I have no such qualms about Lawrence Kasdan's post-modern Western, with its anachronistic casting (John Cleese as a Sheriff?) and rousing pace. Kevin Kline, Scott Glenn, Danny Glover, and Kevin Costner make for very appealing cowboys, with Brian Dennehy properly menacing as another authority figure, as well as Jeff Goldblum and Jeff Fahey lurking in the background. Too bad Rosanna Arquette was so underused.

Dead Calm
Phillip Noyce's terrific thriller eased his entry into Hollywood and introduced the world to Nicole Kidman as the young wife of Sam Neill. Recovering from an automobile accident that took the life of their infant child, the couple is trying to sail away their troubles when they encounter Billy Zane.
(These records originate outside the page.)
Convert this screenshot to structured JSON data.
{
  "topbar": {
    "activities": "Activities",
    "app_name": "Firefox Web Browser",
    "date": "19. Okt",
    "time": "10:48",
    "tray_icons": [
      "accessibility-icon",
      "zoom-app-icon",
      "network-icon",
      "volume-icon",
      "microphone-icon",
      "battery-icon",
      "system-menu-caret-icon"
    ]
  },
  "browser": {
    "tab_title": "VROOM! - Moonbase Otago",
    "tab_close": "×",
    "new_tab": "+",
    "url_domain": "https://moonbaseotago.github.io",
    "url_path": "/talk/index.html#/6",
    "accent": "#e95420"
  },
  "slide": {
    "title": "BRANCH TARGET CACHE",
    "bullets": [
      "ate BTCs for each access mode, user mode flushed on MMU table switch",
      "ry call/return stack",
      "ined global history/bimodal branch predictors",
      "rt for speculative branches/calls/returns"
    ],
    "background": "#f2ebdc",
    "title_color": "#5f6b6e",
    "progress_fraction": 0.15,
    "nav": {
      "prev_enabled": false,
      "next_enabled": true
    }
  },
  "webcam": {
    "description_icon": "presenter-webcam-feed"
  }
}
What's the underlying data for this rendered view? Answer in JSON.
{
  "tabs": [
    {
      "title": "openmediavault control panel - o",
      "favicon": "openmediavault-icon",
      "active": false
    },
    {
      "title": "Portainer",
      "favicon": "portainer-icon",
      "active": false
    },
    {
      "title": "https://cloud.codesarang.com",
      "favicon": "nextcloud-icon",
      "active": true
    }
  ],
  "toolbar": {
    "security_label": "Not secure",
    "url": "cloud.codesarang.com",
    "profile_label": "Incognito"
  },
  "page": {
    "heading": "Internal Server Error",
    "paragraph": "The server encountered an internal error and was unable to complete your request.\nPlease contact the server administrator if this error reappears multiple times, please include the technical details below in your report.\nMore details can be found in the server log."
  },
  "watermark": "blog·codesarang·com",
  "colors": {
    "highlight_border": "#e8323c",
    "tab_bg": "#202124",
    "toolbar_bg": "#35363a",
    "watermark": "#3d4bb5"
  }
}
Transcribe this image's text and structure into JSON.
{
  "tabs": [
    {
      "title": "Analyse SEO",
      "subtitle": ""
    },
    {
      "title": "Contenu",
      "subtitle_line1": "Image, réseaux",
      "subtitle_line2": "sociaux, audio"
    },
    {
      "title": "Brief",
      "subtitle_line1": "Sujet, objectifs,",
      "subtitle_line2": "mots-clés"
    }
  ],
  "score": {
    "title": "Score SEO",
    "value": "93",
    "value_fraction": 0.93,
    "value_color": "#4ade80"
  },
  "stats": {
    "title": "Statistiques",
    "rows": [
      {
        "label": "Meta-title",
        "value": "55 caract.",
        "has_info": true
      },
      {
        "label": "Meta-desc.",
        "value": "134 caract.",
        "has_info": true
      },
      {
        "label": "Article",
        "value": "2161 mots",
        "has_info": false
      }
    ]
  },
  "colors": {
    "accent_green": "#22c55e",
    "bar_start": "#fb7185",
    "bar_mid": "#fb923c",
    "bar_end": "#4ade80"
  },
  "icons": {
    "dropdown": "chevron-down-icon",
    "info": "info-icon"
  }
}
True, Zane is such an obvious bad guy that he might as well be twirling his (non-existent) mustache, but the film strikes like lightning, and Kidman's fresh-faced ingenue adds a welcome dollop of sexuality to the proceedings.

The New World (The Extended Cut)
Terence Malick's epic sparked many animated critical discussions about its relative merits. Personally, it never caught fire for me. In the few films that he's directed, Malick has been slowly but steadily moving away from narrative conventions into a whole 'nother realm, approaching his own version of cinematic poetry. So you have to be in the right mood -- and be wide awake -- to fully appreciate what he's doing. All of which to say: I need to give this film a few more watches.

Also out and recommended: Creepshow, Freddy vs. Jason, Friday, Menace II Society.

Also out and not recommended: Catwoman, Dance Flick, Over the Top, The Postman, Sphere.

'Love & Pain & The Whole Damn Thing'Love & Pain & The Whole Damn Thing (1973, d. Alan J. Pakula)
Model Shop (1969, d. Jacques Demy)
The Pursuit of Happiness (1971, d. Robert Mulligan)
The Buttercup Chain (1970, d. Robert Ellis Miller)
Summertree (1971, d. Anthony Newley)
Sony Pictures releases a handful of early 70s flicks that are redolent of the era, though they sound more like remnant of a late 60s hangover.

The Human Condition
That Hamilton Woman
Three new releases from The Criterion Collection, ranging from David Mamet's 1991 dramatics with Joe Mantegna and William H. Macy to Masaki Kobayashi's nine-hour 1961 humanist epic to Alexander Korda's tragic 1941 romance starring Vivian Leigh and Laurence Olivier.

Universal Horror: Classic Movie Archive
The Black Cat (1941)
Man Made Monster (1941)
Horror Island (1941)
Night Monster (1942)
Captive Wild Women (1943)
Five-disc box set; none of the films has been previously released on DVD. Note: Will be released next Sunday, September 13.